I like that President Macron has called for the Amazon fires to be front and centre at the G7 talks this weekend but I can just imagine the outcome as each nation rushes to protect itself and its economic interests globally.
But Australia is not an innocent bystander. Our right-of-centre Prime Minister told the threatened Pacific Island Nations exactly what he felt about climate change at the Forum on Tuvalu recently. https://www.abc.net.au/news/2019-08-15/scott-morrisons-pacific-islands-forum-climate-change-challenge/11415832
I’m tired of complacency on this planet. I’m sick of corporate greed and governments toadying to corporations. I have a grandson now and I want a worthy planet for him to inherit.
But how hard it is for our small family to make a difference on such a global scale.
What can we do?
Because mark my words when I say we have to make some sort of effort. ‘We’ meaning not just my family but yours, and yours, and yours!
I despise plastics. My precious oceans are choking in the stuff. My blood-pressure rises when I enter a shop to find ¾’s of my purchases will be wrapped in plastic. So I garden to grow as close to natural foodstuffs as I can.
But because I’m a gardener, it frustrates me constantly when I buy seedlings and plants and they come in plastic pots and the bits and bobs for healthy garden growth comes in plastic bottles and packs with no apparent interest by the nursery industry in the monster it is creating on a daily basis.
I hate petrol-fuelled sports of all kinds – boats, cars, bikes and even planes. What a waste!!!!
And there’s a thing. Yes, it’s wonderful to travel and visit different cultures but how many of you actually pay a carbon footprint tax and have you ever researched just how that tax is spent? Paying a ‘tax’ is such an easy way to shift the blame and enjoy ourselves in the doing, isn’t it?
(I rather like Singapore’s simple illustration of a carbon tax…)
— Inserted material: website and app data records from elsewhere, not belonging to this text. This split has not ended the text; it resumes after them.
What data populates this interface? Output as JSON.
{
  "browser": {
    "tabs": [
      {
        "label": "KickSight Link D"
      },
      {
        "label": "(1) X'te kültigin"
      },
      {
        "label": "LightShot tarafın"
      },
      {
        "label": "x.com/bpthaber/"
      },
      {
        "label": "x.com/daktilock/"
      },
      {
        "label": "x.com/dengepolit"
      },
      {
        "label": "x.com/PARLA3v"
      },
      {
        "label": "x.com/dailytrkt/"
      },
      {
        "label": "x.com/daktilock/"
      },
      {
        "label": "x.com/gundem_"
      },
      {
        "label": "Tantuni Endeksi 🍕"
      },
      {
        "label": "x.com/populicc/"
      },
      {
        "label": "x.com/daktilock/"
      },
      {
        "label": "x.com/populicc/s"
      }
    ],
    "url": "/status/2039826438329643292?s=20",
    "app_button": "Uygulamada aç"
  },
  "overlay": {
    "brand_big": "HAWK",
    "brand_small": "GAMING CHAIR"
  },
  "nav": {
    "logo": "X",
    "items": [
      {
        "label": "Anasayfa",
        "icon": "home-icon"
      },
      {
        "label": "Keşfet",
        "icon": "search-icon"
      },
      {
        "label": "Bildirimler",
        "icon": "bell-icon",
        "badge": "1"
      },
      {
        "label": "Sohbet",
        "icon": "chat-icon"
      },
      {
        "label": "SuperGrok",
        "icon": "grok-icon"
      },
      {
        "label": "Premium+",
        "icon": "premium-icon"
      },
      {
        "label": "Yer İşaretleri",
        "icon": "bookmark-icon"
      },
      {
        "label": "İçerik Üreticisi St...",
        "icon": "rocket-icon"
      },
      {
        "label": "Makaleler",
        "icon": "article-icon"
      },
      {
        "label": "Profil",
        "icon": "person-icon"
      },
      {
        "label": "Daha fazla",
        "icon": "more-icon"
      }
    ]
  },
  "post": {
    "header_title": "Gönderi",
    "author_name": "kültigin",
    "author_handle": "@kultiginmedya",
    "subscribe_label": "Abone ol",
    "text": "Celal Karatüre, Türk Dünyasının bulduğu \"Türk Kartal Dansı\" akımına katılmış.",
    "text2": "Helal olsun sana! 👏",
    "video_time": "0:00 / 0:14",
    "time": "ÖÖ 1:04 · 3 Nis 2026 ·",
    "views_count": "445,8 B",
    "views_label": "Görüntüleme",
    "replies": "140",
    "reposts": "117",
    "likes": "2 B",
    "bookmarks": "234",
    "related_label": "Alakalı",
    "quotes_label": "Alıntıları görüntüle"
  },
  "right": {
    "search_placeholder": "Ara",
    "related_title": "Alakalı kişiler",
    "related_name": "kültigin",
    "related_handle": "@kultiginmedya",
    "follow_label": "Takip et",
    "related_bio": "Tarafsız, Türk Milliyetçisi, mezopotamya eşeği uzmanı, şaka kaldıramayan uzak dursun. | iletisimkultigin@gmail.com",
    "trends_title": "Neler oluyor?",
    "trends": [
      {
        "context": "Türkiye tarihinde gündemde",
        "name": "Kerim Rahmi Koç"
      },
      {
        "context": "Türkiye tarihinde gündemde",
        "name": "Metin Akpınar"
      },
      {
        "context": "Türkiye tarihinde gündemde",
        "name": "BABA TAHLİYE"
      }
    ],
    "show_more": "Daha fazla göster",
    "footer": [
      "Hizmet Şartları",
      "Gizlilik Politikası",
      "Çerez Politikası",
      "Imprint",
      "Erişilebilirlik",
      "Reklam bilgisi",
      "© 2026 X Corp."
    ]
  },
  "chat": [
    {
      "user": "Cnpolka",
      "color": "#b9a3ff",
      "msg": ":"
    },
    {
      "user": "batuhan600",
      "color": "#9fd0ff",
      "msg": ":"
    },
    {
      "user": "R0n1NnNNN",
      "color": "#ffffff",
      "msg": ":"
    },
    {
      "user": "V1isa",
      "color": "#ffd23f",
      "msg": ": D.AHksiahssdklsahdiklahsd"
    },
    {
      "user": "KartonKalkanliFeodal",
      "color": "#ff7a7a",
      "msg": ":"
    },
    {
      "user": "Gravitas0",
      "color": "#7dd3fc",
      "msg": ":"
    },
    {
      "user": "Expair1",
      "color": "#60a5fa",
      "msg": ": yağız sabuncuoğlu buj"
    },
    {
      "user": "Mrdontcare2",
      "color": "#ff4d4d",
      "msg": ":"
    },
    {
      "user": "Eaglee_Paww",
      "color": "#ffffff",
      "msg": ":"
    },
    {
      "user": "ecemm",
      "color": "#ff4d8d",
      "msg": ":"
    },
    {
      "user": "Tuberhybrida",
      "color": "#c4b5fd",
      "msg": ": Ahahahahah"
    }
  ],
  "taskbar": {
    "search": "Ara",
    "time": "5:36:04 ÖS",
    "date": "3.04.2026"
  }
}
Our family don’t fly much anymore if we can help it. Tasmania is a long way from anywhere, let alone the sites about which I choose to write. For myself I’m glad, because at least I personally am not contributing to a worse global forecast than we actually have. I’m fortunate to have access to a wonderful team of researchers in the countries about which I write, and in that way, and through video, stills and the wonders of communication and research, I can write emotively and subjectively in my novels. I bless my team, I really do, and count myself fortunate with their friendship.
Tasmania (the small island state of Australia on which I live) produces 1.7 tonnes of carbon dioxide per person. Because its energy usage is naturally generated (wind, water and solar) it is only 0.16 % of Australia’s output compared with Queensland, a coal-dependent state at 30.33%. Australia as a nation, produces 21 tonnes of carbon dioxide per person. (The State of Tasmanian Climate Change Office). So Tasmania is punching well above its weight with a reduced carbon footprint. But remember I mentioned complacency?
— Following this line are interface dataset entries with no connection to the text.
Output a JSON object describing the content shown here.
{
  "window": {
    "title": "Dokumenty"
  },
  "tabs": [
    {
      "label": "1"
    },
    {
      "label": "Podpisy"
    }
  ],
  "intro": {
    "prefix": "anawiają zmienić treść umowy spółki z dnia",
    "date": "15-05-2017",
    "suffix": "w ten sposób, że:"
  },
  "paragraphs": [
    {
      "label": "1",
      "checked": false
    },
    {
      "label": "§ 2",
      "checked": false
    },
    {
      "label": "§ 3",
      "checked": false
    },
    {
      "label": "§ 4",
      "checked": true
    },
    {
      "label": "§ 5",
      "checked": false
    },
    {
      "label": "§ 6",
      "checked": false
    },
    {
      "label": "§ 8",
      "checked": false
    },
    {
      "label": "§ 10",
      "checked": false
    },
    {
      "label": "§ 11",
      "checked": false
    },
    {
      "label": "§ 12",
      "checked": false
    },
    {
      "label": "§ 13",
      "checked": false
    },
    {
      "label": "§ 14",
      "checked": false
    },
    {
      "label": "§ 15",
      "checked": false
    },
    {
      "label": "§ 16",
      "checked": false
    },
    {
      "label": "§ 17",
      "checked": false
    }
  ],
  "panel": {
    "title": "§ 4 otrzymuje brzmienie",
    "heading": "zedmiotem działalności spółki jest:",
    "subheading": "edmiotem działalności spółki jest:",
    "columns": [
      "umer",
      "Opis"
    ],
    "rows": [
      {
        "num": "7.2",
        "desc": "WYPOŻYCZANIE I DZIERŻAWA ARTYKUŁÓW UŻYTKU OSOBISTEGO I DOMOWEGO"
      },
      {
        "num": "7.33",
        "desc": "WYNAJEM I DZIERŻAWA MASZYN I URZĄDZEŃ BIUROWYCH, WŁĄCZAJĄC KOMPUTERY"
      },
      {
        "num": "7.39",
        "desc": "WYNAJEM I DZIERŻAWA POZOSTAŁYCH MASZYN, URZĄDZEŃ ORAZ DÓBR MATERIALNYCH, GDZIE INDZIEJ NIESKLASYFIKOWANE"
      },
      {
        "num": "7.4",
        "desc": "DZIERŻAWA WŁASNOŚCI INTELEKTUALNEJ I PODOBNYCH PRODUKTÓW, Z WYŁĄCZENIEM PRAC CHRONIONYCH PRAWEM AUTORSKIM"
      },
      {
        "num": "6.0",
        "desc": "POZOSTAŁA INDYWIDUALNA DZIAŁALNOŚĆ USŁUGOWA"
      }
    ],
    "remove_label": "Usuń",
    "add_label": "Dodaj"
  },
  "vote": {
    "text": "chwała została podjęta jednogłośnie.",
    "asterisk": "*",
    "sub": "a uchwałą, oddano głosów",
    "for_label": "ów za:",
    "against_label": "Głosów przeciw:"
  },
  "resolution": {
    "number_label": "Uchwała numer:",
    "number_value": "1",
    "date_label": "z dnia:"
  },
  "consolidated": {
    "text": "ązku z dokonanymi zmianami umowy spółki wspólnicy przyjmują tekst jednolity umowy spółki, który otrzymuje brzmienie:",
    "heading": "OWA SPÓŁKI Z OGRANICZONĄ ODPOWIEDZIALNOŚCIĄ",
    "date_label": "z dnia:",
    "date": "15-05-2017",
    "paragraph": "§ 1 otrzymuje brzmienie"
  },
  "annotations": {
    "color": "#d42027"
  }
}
(Aerial view of our farm during a snow drop in 2015- taking by a family member on way to Sydney for work. Our farm is the bottom half of the picture.)
Let’s turn that back to our immediate family. We farm. We grow crops and graze sheep for wool and meat. So we recognise that we have a carbon footprint.
Or should I say BUT…
If we plant 150 evergreen trees, we can offset our family of six’s carbon footprint for our lifetime.
We plan to plant 1000 evergreen trees. In addition to protecting us for a couple of lifetimes, that may serve to offset others’ footprints as well (providing they don’t fly thousands of miles every year). But I wonder if they care, or what efforts they personally are taking to make a positive mark on this planet instead of a self-indulgent one. The allusion to Nero fiddling while Rome burns comes to mind.
Thus, inevitably, I suppose we’re planting trees to give our family a sense that we are fighting to protect our planet, as grand as such a notion might seem.
We’ll be planting trees that do well on the farm – blackwoods and eucalyptus varieties.
We already have vast groves of Wattles and Prickly Boxes (not my favourite trees but a wonderful source of life for bees)
…and the understories have native grasses and fallen logs to make perfect homes for indigenous species of bugs, reptiles and furry wildlife.
After that, I can only hope the world’s population gets active, gets out there. Does things to make a difference to our world.
That includes all of you, my friends. What will you do?